Interface dataset entries:
※

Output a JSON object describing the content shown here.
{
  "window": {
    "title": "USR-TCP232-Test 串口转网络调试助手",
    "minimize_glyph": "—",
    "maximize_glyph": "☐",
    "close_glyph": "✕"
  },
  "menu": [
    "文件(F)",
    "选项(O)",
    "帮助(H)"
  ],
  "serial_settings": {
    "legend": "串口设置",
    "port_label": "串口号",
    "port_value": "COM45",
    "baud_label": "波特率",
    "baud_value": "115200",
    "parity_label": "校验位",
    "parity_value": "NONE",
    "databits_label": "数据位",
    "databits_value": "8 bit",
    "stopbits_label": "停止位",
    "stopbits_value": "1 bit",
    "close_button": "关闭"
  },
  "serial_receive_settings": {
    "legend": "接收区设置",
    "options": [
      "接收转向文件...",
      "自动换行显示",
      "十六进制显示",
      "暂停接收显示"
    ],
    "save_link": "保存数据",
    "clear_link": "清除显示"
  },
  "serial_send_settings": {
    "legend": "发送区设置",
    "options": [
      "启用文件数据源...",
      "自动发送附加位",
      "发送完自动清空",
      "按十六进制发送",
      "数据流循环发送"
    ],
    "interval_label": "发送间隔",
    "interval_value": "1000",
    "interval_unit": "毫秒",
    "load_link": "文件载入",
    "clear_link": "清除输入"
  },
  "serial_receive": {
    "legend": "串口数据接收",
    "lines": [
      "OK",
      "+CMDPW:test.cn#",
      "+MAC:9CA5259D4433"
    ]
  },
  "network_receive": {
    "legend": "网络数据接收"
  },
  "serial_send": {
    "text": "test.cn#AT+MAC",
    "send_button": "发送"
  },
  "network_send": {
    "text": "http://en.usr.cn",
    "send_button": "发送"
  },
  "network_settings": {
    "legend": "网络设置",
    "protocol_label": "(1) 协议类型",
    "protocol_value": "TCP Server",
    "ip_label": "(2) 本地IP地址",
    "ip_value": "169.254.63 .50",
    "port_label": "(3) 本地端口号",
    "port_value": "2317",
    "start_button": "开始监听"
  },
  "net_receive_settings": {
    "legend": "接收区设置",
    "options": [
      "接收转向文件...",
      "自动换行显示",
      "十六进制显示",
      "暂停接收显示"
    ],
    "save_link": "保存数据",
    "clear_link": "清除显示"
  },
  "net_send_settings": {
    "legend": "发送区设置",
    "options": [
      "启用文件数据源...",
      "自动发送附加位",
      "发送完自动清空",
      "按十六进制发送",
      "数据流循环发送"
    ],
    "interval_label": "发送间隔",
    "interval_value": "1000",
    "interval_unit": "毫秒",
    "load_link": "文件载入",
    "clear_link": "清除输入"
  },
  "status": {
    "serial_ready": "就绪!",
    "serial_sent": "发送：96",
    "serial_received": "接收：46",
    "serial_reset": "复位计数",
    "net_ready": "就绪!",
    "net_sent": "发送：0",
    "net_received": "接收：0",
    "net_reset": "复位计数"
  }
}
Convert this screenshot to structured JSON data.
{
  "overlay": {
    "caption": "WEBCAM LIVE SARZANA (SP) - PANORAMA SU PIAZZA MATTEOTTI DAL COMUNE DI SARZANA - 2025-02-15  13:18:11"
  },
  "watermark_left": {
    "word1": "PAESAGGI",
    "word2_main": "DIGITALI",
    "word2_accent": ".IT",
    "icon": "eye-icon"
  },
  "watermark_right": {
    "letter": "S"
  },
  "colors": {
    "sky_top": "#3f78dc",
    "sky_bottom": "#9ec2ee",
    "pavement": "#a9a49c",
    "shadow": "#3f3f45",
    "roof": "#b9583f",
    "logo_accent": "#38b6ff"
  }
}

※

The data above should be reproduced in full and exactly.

Written solution:
Output a JSON object describing the content shown here.
{
  "window": {
    "title": "USR-TCP232-Test 串口转网络调试助手",
    "minimize_glyph": "—",
    "maximize_glyph": "☐",
    "close_glyph": "✕"
  },
  "menu": [
    "文件(F)",
    "选项(O)",
    "帮助(H)"
  ],
  "serial_settings": {
    "legend": "串口设置",
    "port_label": "串口号",
    "port_value": "COM45",
    "baud_label": "波特率",
    "baud_value": "115200",
    "parity_label": "校验位",
    "parity_value": "NONE",
    "databits_label": "数据位",
    "databits_value": "8 bit",
    "stopbits_label": "停止位",
    "stopbits_value": "1 bit",
    "close_button": "关闭"
  },
  "serial_receive_settings": {
    "legend": "接收区设置",
    "options": [
      "接收转向文件...",
      "自动换行显示",
      "十六进制显示",
      "暂停接收显示"
    ],
    "save_link": "保存数据",
    "clear_link": "清除显示"
  },
  "serial_send_settings": {
    "legend": "发送区设置",
    "options": [
      "启用文件数据源...",
      "自动发送附加位",
      "发送完自动清空",
      "按十六进制发送",
      "数据流循环发送"
    ],
    "interval_label": "发送间隔",
    "interval_value": "1000",
    "interval_unit": "毫秒",
    "load_link": "文件载入",
    "clear_link": "清除输入"
  },
  "serial_receive": {
    "legend": "串口数据接收",
    "lines": [
      "OK",
      "+CMDPW:test.cn#",
      "+MAC:9CA5259D4433"
    ]
  },
  "network_receive": {
    "legend": "网络数据接收"
  },
  "serial_send": {
    "text": "test.cn#AT+MAC",
    "send_button": "发送"
  },
  "network_send": {
    "text": "http://en.usr.cn",
    "send_button": "发送"
  },
  "network_settings": {
    "legend": "网络设置",
    "protocol_label": "(1) 协议类型",
    "protocol_value": "TCP Server",
    "ip_label": "(2) 本地IP地址",
    "ip_value": "169.254.63 .50",
    "port_label": "(3) 本地端口号",
    "port_value": "2317",
    "start_button": "开始监听"
  },
  "net_receive_settings": {
    "legend": "接收区设置",
    "options": [
      "接收转向文件...",
      "自动换行显示",
      "十六进制显示",
      "暂停接收显示"
    ],
    "save_link": "保存数据",
    "clear_link": "清除显示"
  },
  "net_send_settings": {
    "legend": "发送区设置",
    "options": [
      "启用文件数据源...",
      "自动发送附加位",
      "发送完自动清空",
      "按十六进制发送",
      "数据流循环发送"
    ],
    "interval_label": "发送间隔",
    "interval_value": "1000",
    "interval_unit": "毫秒",
    "load_link": "文件载入",
    "clear_link": "清除输入"
  },
  "status": {
    "serial_ready": "就绪!",
    "serial_sent": "发送：96",
    "serial_received": "接收：46",
    "serial_reset": "复位计数",
    "net_ready": "就绪!",
    "net_sent": "发送：0",
    "net_received": "接收：0",
    "net_reset": "复位计数"
  }
}
Convert this screenshot to structured JSON data.
{
  "overlay": {
    "caption": "WEBCAM LIVE SARZANA (SP) - PANORAMA SU PIAZZA MATTEOTTI DAL COMUNE DI SARZANA - 2025-02-15  13:18:11"
  },
  "watermark_left": {
    "word1": "PAESAGGI",
    "word2_main": "DIGITALI",
    "word2_accent": ".IT",
    "icon": "eye-icon"
  },
  "watermark_right": {
    "letter": "S"
  },
  "colors": {
    "sky_top": "#3f78dc",
    "sky_bottom": "#9ec2ee",
    "pavement": "#a9a49c",
    "shadow": "#3f3f45",
    "roof": "#b9583f",
    "logo_accent": "#38b6ff"
  }
}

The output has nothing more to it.